» **Description of the task**: In the records that come next, find every line with "price". Return those lines.

»»

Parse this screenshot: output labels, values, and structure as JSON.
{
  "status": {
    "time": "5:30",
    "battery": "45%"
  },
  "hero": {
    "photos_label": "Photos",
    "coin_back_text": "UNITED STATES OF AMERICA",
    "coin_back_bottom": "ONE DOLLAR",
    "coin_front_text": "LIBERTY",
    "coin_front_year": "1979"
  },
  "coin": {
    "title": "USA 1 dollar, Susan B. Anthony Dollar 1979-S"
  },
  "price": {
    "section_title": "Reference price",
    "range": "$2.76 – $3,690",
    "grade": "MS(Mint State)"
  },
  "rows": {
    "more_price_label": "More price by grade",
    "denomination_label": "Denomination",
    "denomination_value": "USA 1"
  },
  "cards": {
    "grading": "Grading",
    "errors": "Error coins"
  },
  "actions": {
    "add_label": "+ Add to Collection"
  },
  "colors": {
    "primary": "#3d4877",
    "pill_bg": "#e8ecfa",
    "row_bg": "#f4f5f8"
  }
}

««

» **Response to the exercise**:
  "price": {
    "section_title": "Reference price",
    "more_price_label": "More price by grade",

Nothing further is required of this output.